[Opening DATA TO PROCESS section]
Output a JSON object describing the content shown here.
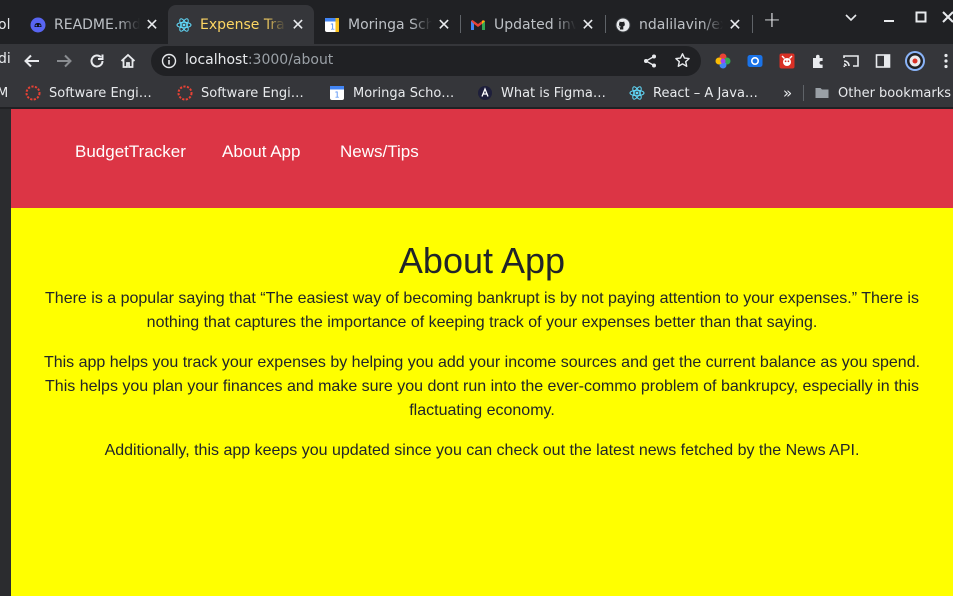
{
  "browser": {
    "tabs": [
      {
        "title": "README.md",
        "icon": "github-icon",
        "active": false
      },
      {
        "title": "Expense Tracker",
        "icon": "react-icon",
        "active": true
      },
      {
        "title": "Moringa School",
        "icon": "calendar-icon",
        "active": false
      },
      {
        "title": "Updated invite",
        "icon": "gmail-icon",
        "active": false
      },
      {
        "title": "ndalilavin/expense",
        "icon": "github-icon",
        "active": false
      }
    ],
    "partial_left_tab_text": "ol",
    "new_tab_symbol": "+",
    "tab_close_symbol": "✕",
    "url_host": "localhost",
    "url_path": ":3000/about",
    "bookmarks": [
      {
        "label": "Software Engi…",
        "icon": "moringa-icon"
      },
      {
        "label": "Software Engi…",
        "icon": "moringa-icon"
      },
      {
        "label": "Moringa Scho…",
        "icon": "calendar-icon"
      },
      {
        "label": "What is Figma…",
        "icon": "figma-academy-icon"
      },
      {
        "label": "React – A Java…",
        "icon": "react-icon"
      }
    ],
    "bookmarks_overflow": "»",
    "other_bookmarks": "Other bookmarks",
    "partial_left_bookmark": "M",
    "partial_left_toolbar": "di"
  },
  "navbar": {
    "brand": "BudgetTracker",
    "links": [
      "About App",
      "News/Tips"
    ]
  },
  "about": {
    "heading": "About App",
    "paragraphs": [
      "There is a popular saying that “The easiest way of becoming bankrupt is by not paying attention to your expenses.” There is nothing that captures the importance of keeping track of your expenses better than that saying.",
      "This app helps you track your expenses by helping you add your income sources and get the current balance as you spend. This helps you plan your finances and make sure you dont run into the ever-commo problem of bankrupcy, especially in this flactuating economy.",
      "Additionally, this app keeps you updated since you can check out the latest news fetched by the News API."
    ]
  },
  "colors": {
    "navbar_bg": "#dc3545",
    "page_bg": "#ffff00",
    "text": "#212529",
    "active_tab_title": "#fdd663"
  }
}
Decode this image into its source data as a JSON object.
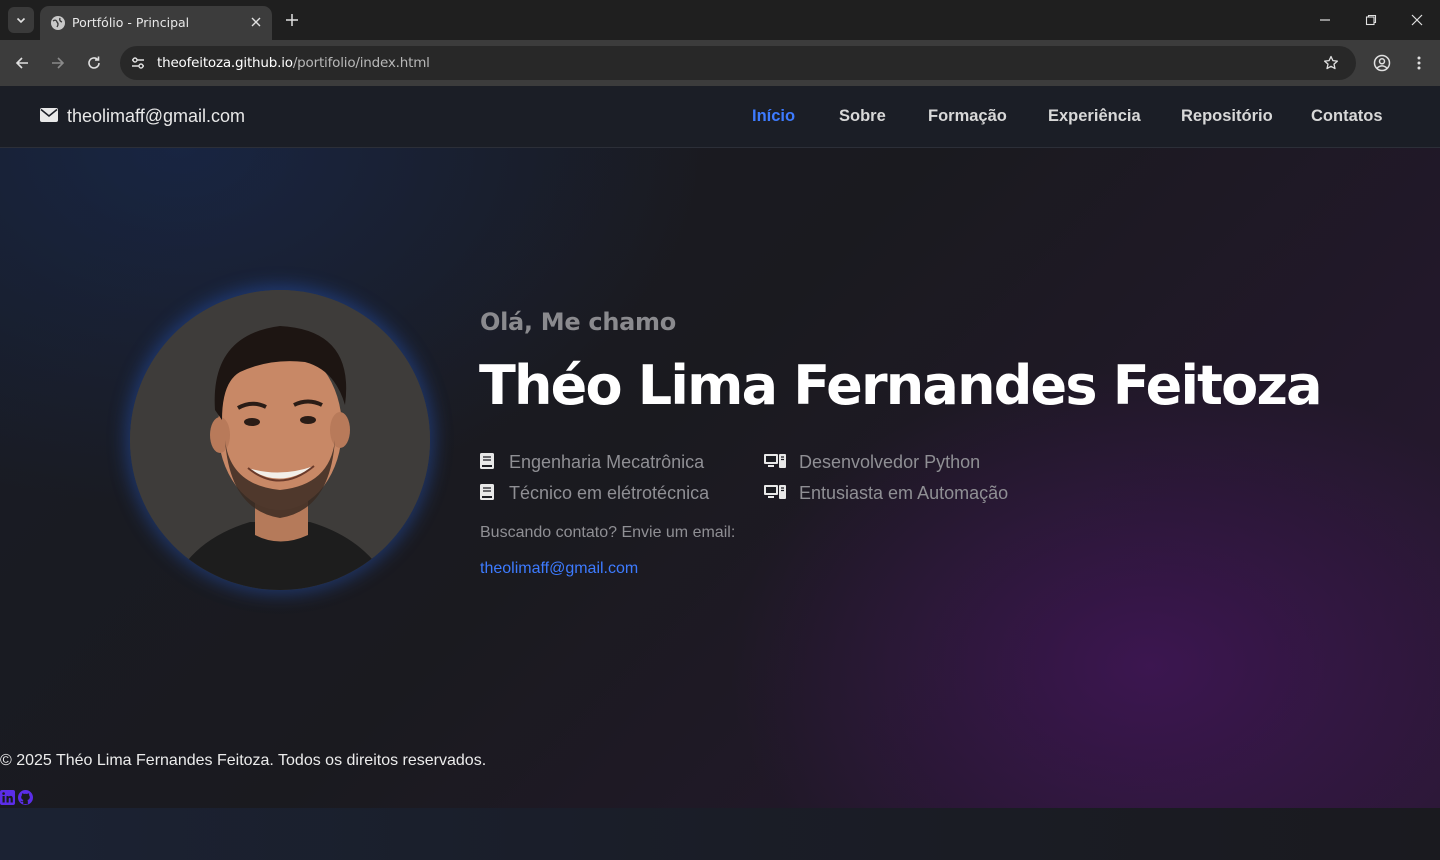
{
  "browser": {
    "tab_title": "Portfólio - Principal",
    "url_host": "theofeitoza.github.io",
    "url_path": "/portifolio/index.html"
  },
  "header": {
    "email": "theolimaff@gmail.com",
    "nav": [
      "Início",
      "Sobre",
      "Formação",
      "Experiência",
      "Repositório",
      "Contatos"
    ],
    "active_index": 0
  },
  "hero": {
    "greeting": "Olá, Me chamo",
    "name": "Théo Lima Fernandes Feitoza",
    "skills": [
      {
        "label": "Engenharia Mecatrônica",
        "icon": "book-icon"
      },
      {
        "label": "Técnico em elétrotécnica",
        "icon": "book-icon"
      },
      {
        "label": "Desenvolvedor Python",
        "icon": "computer-icon"
      },
      {
        "label": "Entusiasta em Automação",
        "icon": "computer-icon"
      }
    ],
    "contact_prompt": "Buscando contato? Envie um email:",
    "contact_email": "theolimaff@gmail.com"
  },
  "footer": {
    "copyright": "© 2025 Théo Lima Fernandes Feitoza. Todos os direitos reservados.",
    "social": [
      "linkedin-icon",
      "github-icon"
    ]
  },
  "colors": {
    "accent": "#3d7bff",
    "social": "#5b2de8",
    "text_muted": "#8f8f94"
  }
}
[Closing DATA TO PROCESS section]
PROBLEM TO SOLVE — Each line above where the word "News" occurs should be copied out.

WRITTEN RESPONSE —
      "News/Tips"
      "Additionally, this app keeps you updated since you can check out the latest news fetched by the News API."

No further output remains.